20-year IBM veteran is a keywitness to computer evolution
- By John Moore
- Jun 29, 1997
John Nyland's 20-year career at IBM Corp. has given him a front row seat for computing's evolution establishing him as a key player in the company's ability to respond to recent changes in federal computing and procurement.
Nyland joined IBM in 1977 when host computing and custom systems were the rule. He started as a buyer for IBM's Federal Systems Division in Owego N.Y. As he progressed up the management ranks during the 1980s one of his tasks was managing IBM's work on the data processing component of the Air Force's E-3 Advanced Warning and Control System (AWACS) program a large-scale custom project typical of the day. Today as vice president of marketing at IBM's Global Government Industry organization in Bethesda Md. Nyland works in a much different world. "Probably the most significant thing that has happened in the past couple of years is the move to network computing " he said in a recent interview. He refers to network computing as the "third phase" of information technology following the host computing phase and the client/server phase.
Another major shift Nyland has experienced is the move to commercial off-the-shelf technology. "Now the focus is on COTS and using commercially available open technology " he said. "The AWACS hardware and software was specifically designed for that single application. In today's world we would have tried to solve the problem with a more commercial flavor an open-systems orientation."
Nyland's task has been to translate those market trends into services and solutions for government customers. In March he launched an initiative at IBM Global Government Industry that encompasses network computing and standards-based technology. Under this Internet/intranet program IBM provides World Wide Web site creation network design network security software and hardware.
Since then IBM has won two deals in the federal Internet arena. In April IBM's Advantis subsidiary was one of two contractors awarded the General Services Administration's $600 million Commerce Internet Electronic Mail Access (CINEMA) program a government-wide vehicle that will provide customers with a broad range of products and services. In May IBM captured the Census Bureau's $35 million Data Access and Dissemination System (DADS) which calls for a system that will provide Internet access to Census data.
Nyland views both deals as federal infrastructure-building projects that will expand agencies' capabilities and pave the way for network computing applications - group collaboration and electronic commerce among others. He said he hopes the projects and others like them will enhance state local and federal governments' ability to serve their customers.
As for the users' point of entry into network-based applications Nyland envisions network computers or NCs as an emerging platform. "The NC is going to be a big item " he predicted. "Chief information officers are interested in what the NC has to offer."
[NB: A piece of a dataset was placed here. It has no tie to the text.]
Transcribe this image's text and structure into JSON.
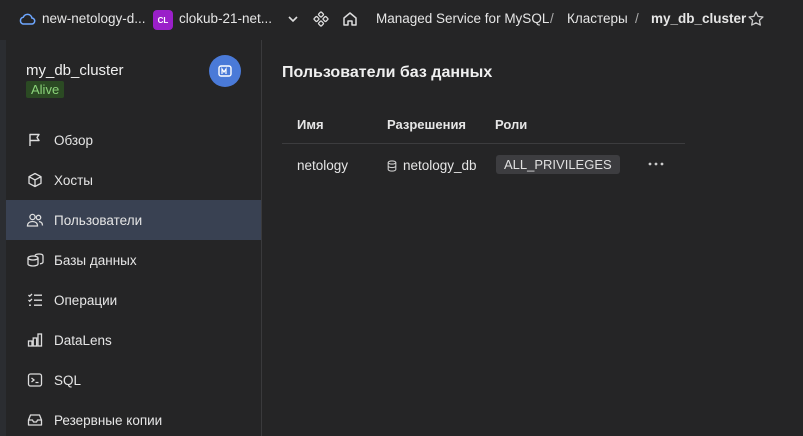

Nyland said NCs are logical replacements for IBM 3270-type terminals. In addition he said NCs are ideal for organizations that want to better manage software upgrades. In NC-style computing applications reside on centralized servers and are easier to support than applications scattered across multiple PCs. Amid these rapid-fire technology transitions Nyland has become a champion for education programs geared toward managers according to peers. He has been active with Highway 1 a nonprofit organization designed to educate members of Congress and the executive branch on the use of information technology. In addition he has sponsored federal education forums at the IBM Institute for Electronic Government.
Emerging technology is not the only issue facing agencies. They also must deal with a vastly changed procurement environment Nyland said. Blanket purchase agreements spot price reductions on GSA schedule contracts and other new procurement practices are among the options now available to agencies.
"We still find we're doing a lot of education with customers on the fact that they don't have to run [traditional] procurements " Nyland said. He noted that the new procurement environment gives customers an opportunity to avoid the costs of running a conventional procurement while acquiring technology "while it's still state-of-the-art."